paper, some prefer more absorbent paper, some prefer more pliable paper; it
all depends on the individual taste. Generally though, good calligraphers
like very absorbent paper," said my interviewee, Chi-kwang Sunim. An
ordained Buddhist in Korea for nearly 20 years, one of her constant
interests has been paper. "You can't imagine the variety! When we were
making paper during a special workshop recently, we chopped up grass, pine
needles, flowers, almost anything to create a different texture, a
different smell, a different color of paper. (Actually, I had never really
thought much about paper, just used it. As the world of variety and
possible uses opened up before my eyes, I became quite engrossed! I
imagined rose paper, lily paper, lilac paper and so on...) Then we used
only natural materials so the paper would be stronger, last longer and stay
the same color, not fading or discoloring with age."

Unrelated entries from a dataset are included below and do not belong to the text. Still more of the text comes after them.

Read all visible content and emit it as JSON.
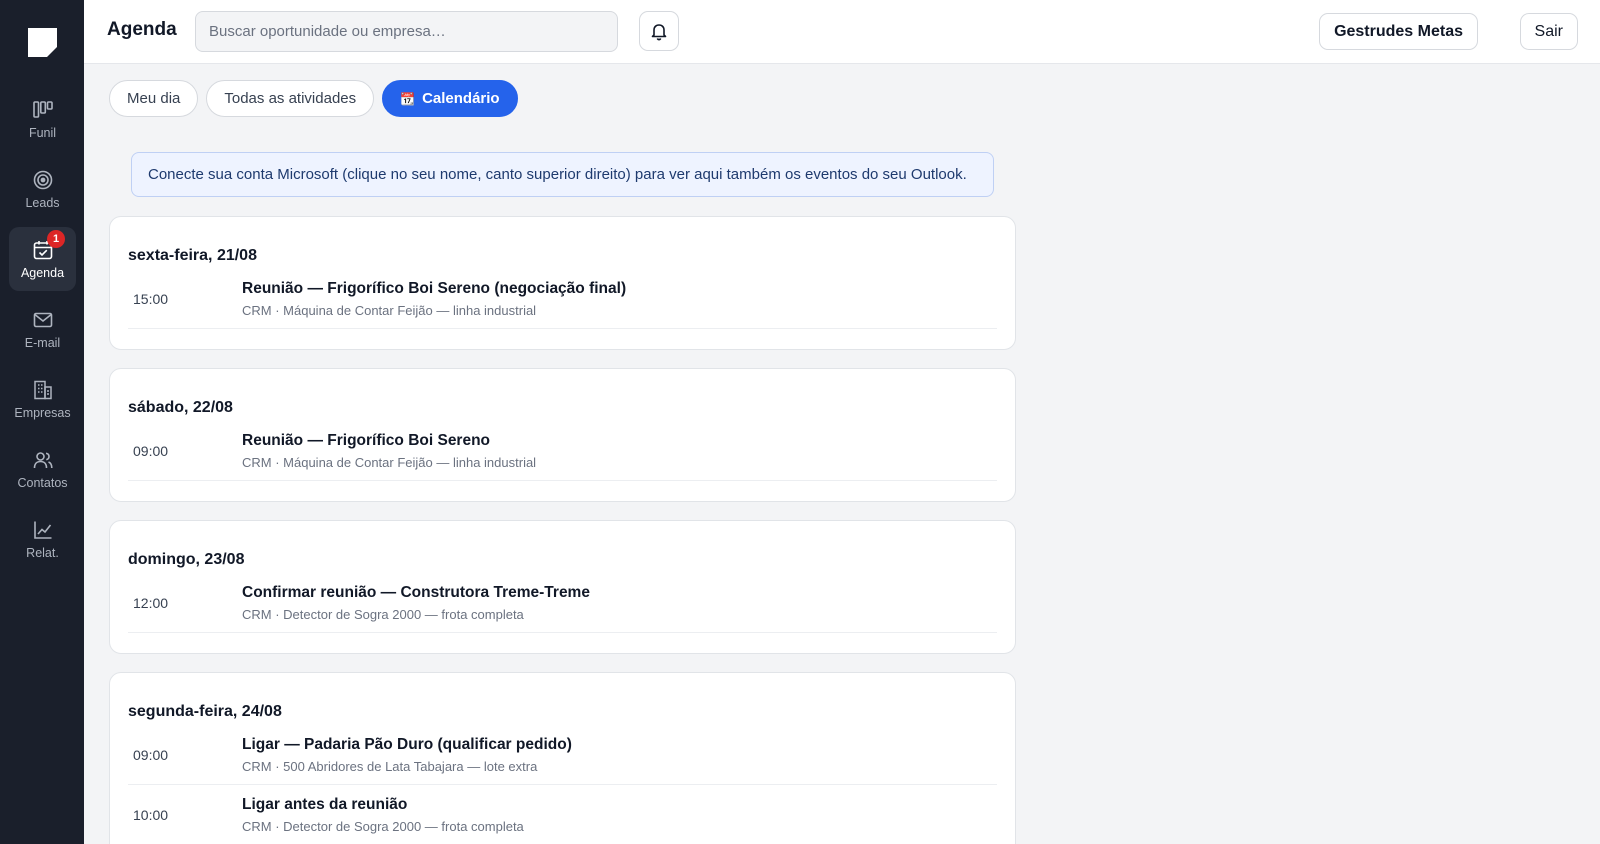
{
  "nav": {
    "items": [
      {
        "label": "Funil",
        "icon": "funnel-columns-icon",
        "active": false,
        "badge": ""
      },
      {
        "label": "Leads",
        "icon": "target-icon",
        "active": false,
        "badge": ""
      },
      {
        "label": "Agenda",
        "icon": "calendar-check-icon",
        "active": true,
        "badge": "1"
      },
      {
        "label": "E-mail",
        "icon": "mail-icon",
        "active": false,
        "badge": ""
      },
      {
        "label": "Empresas",
        "icon": "building-icon",
        "active": false,
        "badge": ""
      },
      {
        "label": "Contatos",
        "icon": "users-icon",
        "active": false,
        "badge": ""
      },
      {
        "label": "Relat.",
        "icon": "chart-line-icon",
        "active": false,
        "badge": ""
      }
    ]
  },
  "header": {
    "title": "Agenda",
    "search_placeholder": "Buscar oportunidade ou empresa…",
    "user_label": "Gestrudes Metas",
    "logout_label": "Sair"
  },
  "tabs": [
    {
      "label": "Meu dia",
      "active": false
    },
    {
      "label": "Todas as atividades",
      "active": false
    },
    {
      "label": "Calendário",
      "active": true,
      "icon": "📆"
    }
  ],
  "notice": "Conecte sua conta Microsoft (clique no seu nome, canto superior direito) para ver aqui também os eventos do seu Outlook.",
  "days": [
    {
      "title": "sexta-feira, 21/08",
      "events": [
        {
          "time": "15:00",
          "title": "Reunião — Frigorífico Boi Sereno (negociação final)",
          "subtitle": "CRM · Máquina de Contar Feijão — linha industrial"
        }
      ]
    },
    {
      "title": "sábado, 22/08",
      "events": [
        {
          "time": "09:00",
          "title": "Reunião — Frigorífico Boi Sereno",
          "subtitle": "CRM · Máquina de Contar Feijão — linha industrial"
        }
      ]
    },
    {
      "title": "domingo, 23/08",
      "events": [
        {
          "time": "12:00",
          "title": "Confirmar reunião — Construtora Treme-Treme",
          "subtitle": "CRM · Detector de Sogra 2000 — frota completa"
        }
      ]
    },
    {
      "title": "segunda-feira, 24/08",
      "events": [
        {
          "time": "09:00",
          "title": "Ligar — Padaria Pão Duro (qualificar pedido)",
          "subtitle": "CRM · 500 Abridores de Lata Tabajara — lote extra"
        },
        {
          "time": "10:00",
          "title": "Ligar antes da reunião",
          "subtitle": "CRM · Detector de Sogra 2000 — frota completa"
        }
      ]
    }
  ],
  "colors": {
    "sidebar_bg": "#1a1f2b",
    "accent": "#2563eb",
    "badge": "#dc2626",
    "notice_bg": "#eef3ff"
  }
}
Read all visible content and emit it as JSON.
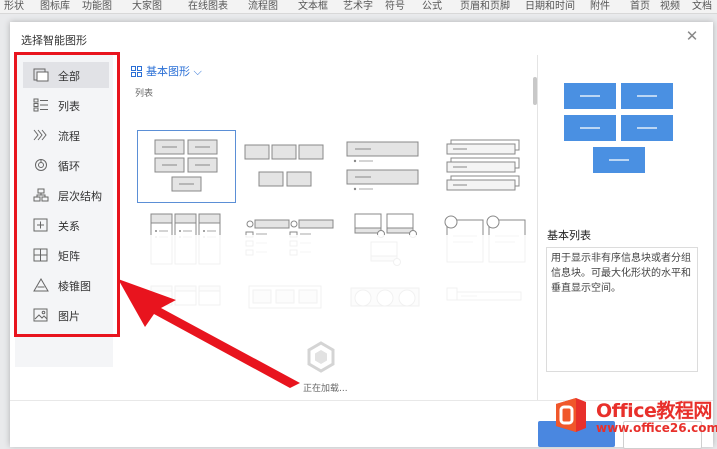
{
  "ribbon": {
    "items": [
      "形状",
      "图标库",
      "功能图",
      "大家图",
      "在线图表",
      "流程图",
      "文本框",
      "艺术字",
      "符号",
      "公式",
      "页眉和页脚",
      "日期和时间",
      "附件",
      "首页",
      "视频",
      "文档"
    ]
  },
  "dialog": {
    "title": "选择智能图形"
  },
  "sidebar": {
    "items": [
      {
        "label": "全部",
        "icon": "all-icon"
      },
      {
        "label": "列表",
        "icon": "list-icon"
      },
      {
        "label": "流程",
        "icon": "process-icon"
      },
      {
        "label": "循环",
        "icon": "cycle-icon"
      },
      {
        "label": "层次结构",
        "icon": "hierarchy-icon"
      },
      {
        "label": "关系",
        "icon": "relationship-icon"
      },
      {
        "label": "矩阵",
        "icon": "matrix-icon"
      },
      {
        "label": "棱锥图",
        "icon": "pyramid-icon"
      },
      {
        "label": "图片",
        "icon": "picture-icon"
      }
    ]
  },
  "main": {
    "category_dropdown": "基本图形",
    "section_label": "列表",
    "loading_text": "正在加载..."
  },
  "preview": {
    "title": "基本列表",
    "description": "用于显示非有序信息块或者分组信息块。可最大化形状的水平和垂直显示空间。"
  },
  "watermark": {
    "brand": "Office教程网",
    "url": "www.office26.com"
  },
  "colors": {
    "accent": "#4a87e0",
    "preview_block": "#4a90e2",
    "highlight": "#e8141e"
  }
}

Chi-kwang went on to explain that natural bleaches really make a
difference. I knew normal bleach, chlorine water, but didn't know anything
about natural bleaches, and so I asked. "Oh, the stalks of different plants
like rice or better still buckwheat are burnt and the pulp is boiled with
the ash. This produces a really marvelous paper."
I began to wonder just how far paper could go. And then I was told. "There
are paper umbrellas, raincoats, vases, boxes, floor panels, chamber pots
and even shoes." (Shoes of cardboard, yes. But paper shoes?) The soles, I
was soon told, are made of layers of paper stuck together with glue and the
rest of the shoe is made of woven paper, the basis of many traditional
household articles -- all carefully varnished, or more traditionally oiled
-- stitched together with paper string.
Paper is cut into long strips and then rolled into long worm-like pieces.
It is these that are woven. Rather naively I began to wonder about the
practicality of walking in the rain in a paper raincoat with my paper
umbrella in my paper shoes! "All are woven from these worm-like pieces of
paper string and treated. The umbrella and shoes are varnished with lacquer
and the raincoat is treated with wild sesame oil. They're very strong, you
know," Chi-kwang assured me.
Cushion covers, table and floor mats, book covers, and vases are all made
of woven paper. Vases are carefully lacquered on the inside to make them
able to hold water. And then there is the traditional Korean floor covering
-- before linoleum.
Korean floors in the rooms traditionally inhabited during winter, when the
temperature hovers between 0 and -20 degrees Centigrade, were heated under
the floor. The floors were made of huge stones and earth under which flues
conducted hot air from a fire made in the adjoining kitchen to the external
chimney. The floor was covered with paper.
Large sheets of pulp-rich paper were stuck together in layers and then
dipped in vats of soya bean oil. The result was a very strong, thick paper
which was laid down on the floor in squares with the edges overlapping,
stuck down with glue. (Of course things have changed and now fish oil is
usually used.) The paper was then lacquered a number of times. These floors
start life a bright yellow which mellows to a rich chestnut as time goes
by. In fact, if the floor is sand-papered and lacquered again every year,
the paper lasts for ever.
It is impossible to finish an article on paper without mentioning today.
Long ago, clothes were made of paper and this is a new trend on the
catwalk. Wedding dresses, scarves, hats and suits are all being made of
paper. The best is 100% mulberry paper. The sheets are crumpled up over and
over again to make the paper strong and give it a lacy look. Then the
clothes are stitched and worn and even washed -- though carefully.?
Whatever the activity, each member of the temple continues throughout his
life to do his best to attain enlightenment. Living a simple life, being
vegetarian, abstaining from cigarettes and alcohol, being celibate, and
dedicating his actions to the welfare of all beings are ways in which
Buddhist monks try to improve the world.